I seem to remember seeing rusty examples in Arizona in the 90s, so you’re probably right on the money there.
My dad bought one new, he swore it must have already been rusting while sitting fresh on the dealer lot – GM repainted the tailgate after 6 months, then replaced it entirely a few months after that, but, by then, the rust was getting into the wheel wells and floor pans. He only kept it about 3 years and traded it on a used Monte Carlo. And this was with a different, company-provided car as a daily commuter.
I’m assuming stuff like that is why it seems the LUV has gone
Owned one in college – floor pans were almost gone when the rig was less than 10 years old – this in a state that did not use winter salt at the time.
Proper rust protection was seemingly against GM’s religion for much of the 70s and 80s. Despite its well-earned reputation as a piece of crap, I always thought the Vega was a handsome little car, and I’d love to restomod one, but find me one with enough metal left to even hold up a motor mount.
You just thought they were Datsun pickups..
I’ve seen one exactly once–when I was a kid (1990, plus or minus a few years). It was strange enough to me that I had to ask my dad what it was. I chalked its name up to the ’70s being weird, man.
Yep! I had a baseball coach who owned one in the 1980s. It was yellow. He really liked it, it held up for years, and when it was eventually time for a new truck, he was heartbroken they were no longer made.

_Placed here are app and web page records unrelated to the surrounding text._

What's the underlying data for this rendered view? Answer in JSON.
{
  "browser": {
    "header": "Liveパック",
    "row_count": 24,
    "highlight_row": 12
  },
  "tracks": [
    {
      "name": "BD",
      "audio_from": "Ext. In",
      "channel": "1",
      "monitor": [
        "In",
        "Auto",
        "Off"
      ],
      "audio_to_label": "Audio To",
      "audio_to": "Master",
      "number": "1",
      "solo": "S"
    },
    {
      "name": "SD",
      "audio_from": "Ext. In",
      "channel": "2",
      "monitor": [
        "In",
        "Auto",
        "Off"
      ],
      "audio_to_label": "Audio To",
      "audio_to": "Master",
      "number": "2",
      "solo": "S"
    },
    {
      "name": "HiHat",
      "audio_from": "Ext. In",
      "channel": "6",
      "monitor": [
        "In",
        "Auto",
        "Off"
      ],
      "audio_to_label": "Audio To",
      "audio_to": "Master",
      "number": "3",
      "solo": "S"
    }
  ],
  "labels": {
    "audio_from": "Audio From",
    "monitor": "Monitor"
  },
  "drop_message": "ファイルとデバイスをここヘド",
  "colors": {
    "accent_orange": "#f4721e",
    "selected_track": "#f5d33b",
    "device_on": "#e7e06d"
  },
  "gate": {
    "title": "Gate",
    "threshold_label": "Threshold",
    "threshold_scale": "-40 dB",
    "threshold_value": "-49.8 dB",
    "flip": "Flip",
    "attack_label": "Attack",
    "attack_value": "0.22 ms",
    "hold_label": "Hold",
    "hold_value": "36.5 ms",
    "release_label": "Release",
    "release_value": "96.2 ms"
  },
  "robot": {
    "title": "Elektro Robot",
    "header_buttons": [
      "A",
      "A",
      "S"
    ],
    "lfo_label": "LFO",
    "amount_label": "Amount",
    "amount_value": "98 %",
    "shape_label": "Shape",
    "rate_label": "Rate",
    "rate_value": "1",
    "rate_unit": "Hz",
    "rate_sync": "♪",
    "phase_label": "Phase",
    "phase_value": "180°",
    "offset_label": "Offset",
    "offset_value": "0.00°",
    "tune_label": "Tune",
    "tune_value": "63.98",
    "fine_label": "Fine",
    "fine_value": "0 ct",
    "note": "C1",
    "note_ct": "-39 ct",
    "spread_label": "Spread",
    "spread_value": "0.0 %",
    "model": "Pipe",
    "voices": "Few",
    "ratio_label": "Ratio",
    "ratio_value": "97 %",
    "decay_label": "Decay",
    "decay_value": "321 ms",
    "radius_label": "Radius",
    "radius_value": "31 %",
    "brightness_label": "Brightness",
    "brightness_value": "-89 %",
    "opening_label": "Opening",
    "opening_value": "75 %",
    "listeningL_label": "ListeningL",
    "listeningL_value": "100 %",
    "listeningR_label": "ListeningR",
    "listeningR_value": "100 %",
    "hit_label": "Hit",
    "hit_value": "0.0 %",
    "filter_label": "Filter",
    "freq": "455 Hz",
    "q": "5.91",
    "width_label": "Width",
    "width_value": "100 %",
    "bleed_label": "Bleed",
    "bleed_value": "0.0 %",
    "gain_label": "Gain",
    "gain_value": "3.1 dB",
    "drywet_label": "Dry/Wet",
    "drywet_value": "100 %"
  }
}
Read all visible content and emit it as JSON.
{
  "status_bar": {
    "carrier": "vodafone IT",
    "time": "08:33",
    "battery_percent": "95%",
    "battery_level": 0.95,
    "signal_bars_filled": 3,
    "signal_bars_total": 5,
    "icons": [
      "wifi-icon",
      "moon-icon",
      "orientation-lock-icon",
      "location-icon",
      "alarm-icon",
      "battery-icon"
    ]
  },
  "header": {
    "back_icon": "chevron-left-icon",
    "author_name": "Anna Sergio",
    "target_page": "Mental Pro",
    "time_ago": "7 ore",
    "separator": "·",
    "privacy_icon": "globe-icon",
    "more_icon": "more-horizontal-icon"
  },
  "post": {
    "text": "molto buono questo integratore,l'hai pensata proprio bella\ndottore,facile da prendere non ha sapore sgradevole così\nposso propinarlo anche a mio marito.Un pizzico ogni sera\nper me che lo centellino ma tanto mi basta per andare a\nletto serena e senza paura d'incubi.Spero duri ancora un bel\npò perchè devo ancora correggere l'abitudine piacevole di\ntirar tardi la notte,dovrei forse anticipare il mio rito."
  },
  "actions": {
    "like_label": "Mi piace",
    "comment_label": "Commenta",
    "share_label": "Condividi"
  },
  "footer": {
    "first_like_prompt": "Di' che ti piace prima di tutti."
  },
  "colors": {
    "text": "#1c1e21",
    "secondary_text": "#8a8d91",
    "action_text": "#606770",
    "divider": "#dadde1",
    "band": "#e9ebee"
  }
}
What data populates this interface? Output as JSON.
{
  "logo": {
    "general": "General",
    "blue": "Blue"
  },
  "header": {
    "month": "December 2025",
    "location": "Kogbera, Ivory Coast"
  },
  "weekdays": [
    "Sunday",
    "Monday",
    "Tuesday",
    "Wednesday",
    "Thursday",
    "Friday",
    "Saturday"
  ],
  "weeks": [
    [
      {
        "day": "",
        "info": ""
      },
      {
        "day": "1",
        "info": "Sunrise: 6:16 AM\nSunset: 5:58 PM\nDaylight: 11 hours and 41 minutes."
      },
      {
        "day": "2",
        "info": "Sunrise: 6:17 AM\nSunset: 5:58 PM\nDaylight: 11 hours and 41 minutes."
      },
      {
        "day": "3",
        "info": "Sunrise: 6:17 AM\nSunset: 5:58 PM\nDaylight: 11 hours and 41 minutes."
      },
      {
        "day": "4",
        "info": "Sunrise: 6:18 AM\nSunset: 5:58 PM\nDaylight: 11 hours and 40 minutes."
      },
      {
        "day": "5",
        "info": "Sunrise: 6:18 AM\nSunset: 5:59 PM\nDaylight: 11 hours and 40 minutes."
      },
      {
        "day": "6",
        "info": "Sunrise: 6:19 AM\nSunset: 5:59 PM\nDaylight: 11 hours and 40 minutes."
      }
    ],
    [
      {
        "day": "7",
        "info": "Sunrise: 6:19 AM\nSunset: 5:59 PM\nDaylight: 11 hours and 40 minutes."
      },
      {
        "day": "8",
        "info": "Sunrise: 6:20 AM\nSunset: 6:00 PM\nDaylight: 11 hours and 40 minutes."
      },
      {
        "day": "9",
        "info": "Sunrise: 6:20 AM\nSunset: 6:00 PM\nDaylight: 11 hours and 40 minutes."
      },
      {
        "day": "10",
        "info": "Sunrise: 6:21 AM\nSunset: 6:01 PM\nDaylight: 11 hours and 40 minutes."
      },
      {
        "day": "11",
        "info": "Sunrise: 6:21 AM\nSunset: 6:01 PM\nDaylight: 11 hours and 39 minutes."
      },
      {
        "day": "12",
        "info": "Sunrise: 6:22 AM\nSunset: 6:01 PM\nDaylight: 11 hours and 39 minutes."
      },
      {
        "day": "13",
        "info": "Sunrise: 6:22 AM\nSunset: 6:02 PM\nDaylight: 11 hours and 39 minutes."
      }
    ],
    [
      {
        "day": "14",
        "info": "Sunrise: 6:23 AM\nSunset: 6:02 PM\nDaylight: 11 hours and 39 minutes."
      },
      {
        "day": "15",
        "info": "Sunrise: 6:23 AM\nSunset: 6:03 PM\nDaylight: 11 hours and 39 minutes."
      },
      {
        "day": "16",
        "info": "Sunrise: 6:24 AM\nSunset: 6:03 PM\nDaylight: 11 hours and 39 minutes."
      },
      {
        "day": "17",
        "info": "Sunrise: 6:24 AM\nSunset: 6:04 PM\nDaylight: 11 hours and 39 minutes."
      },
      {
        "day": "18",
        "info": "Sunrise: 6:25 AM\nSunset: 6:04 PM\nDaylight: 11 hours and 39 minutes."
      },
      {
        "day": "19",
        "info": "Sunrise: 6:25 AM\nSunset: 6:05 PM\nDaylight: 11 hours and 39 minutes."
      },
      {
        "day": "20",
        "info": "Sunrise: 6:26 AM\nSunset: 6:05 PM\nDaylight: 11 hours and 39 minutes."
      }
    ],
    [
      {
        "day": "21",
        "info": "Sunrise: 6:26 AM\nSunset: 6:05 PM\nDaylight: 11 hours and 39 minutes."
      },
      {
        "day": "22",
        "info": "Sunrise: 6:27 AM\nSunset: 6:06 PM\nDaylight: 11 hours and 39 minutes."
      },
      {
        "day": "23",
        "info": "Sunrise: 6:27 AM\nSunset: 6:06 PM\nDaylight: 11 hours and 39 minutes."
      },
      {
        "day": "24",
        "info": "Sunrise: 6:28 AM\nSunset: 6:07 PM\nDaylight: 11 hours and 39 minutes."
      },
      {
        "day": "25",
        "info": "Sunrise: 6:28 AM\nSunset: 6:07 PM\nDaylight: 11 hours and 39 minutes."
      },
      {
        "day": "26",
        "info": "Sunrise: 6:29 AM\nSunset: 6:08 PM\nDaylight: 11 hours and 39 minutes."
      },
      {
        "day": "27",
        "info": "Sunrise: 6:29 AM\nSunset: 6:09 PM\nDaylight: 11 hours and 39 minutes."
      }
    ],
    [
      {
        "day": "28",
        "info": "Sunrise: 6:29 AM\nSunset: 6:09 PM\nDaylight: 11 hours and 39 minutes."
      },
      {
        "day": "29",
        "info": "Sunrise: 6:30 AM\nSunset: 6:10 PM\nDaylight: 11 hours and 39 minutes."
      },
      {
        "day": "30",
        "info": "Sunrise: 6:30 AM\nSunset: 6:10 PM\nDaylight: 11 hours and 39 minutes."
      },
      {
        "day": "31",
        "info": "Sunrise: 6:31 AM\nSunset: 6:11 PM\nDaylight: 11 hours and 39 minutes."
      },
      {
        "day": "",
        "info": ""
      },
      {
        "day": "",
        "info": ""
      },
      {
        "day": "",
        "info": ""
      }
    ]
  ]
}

Bonus: I actually saw him use the bedside tie-down cleats on numerous occasions.
They sold them as Chevrolet LUV abroad, too. I saw a very beat up one in Greece 25 years ago (picture is in Wikipedia; can’t post it here yet). The nameplate lasted much longer in Latin America where it continued in use on the succeeding Isuzu Pickup generations. Speaking of cutesy names, Isuzu sold their own version as the P’up for a while while Mistubishi had their Mighty Max.
Is it true the prototype was called a Light Utility Service Truck?
My grandfather had a brown one of these years ago. It’s what I learned to drive a manual on, and while it was easily the hardest to depress clutch pedal I’ve ever used, it made every other manual a breeze to drive. I love these things, and would love to have one now. It’s a great, practical size, got as good a mileage as you could expect from a truck (probably better actually), and was just a joy to drive. There’s a few around me for sale, but for the most part their either nearly parts trucks or too expensive to get into. Finding one that was in decent shape in the 5-7 grand range would be fantastic. I would love to drive one of these again, especially here in Texas where it would look hilarious around all of the jacked up, truck nutted f150s I see every day
Luv you too JT, and the rest of the gang!
Today of all days, many of us are grateful that Luv is based on Faster, and not Longer or Deeper.
I mean, if that’s what you need to tell yourself…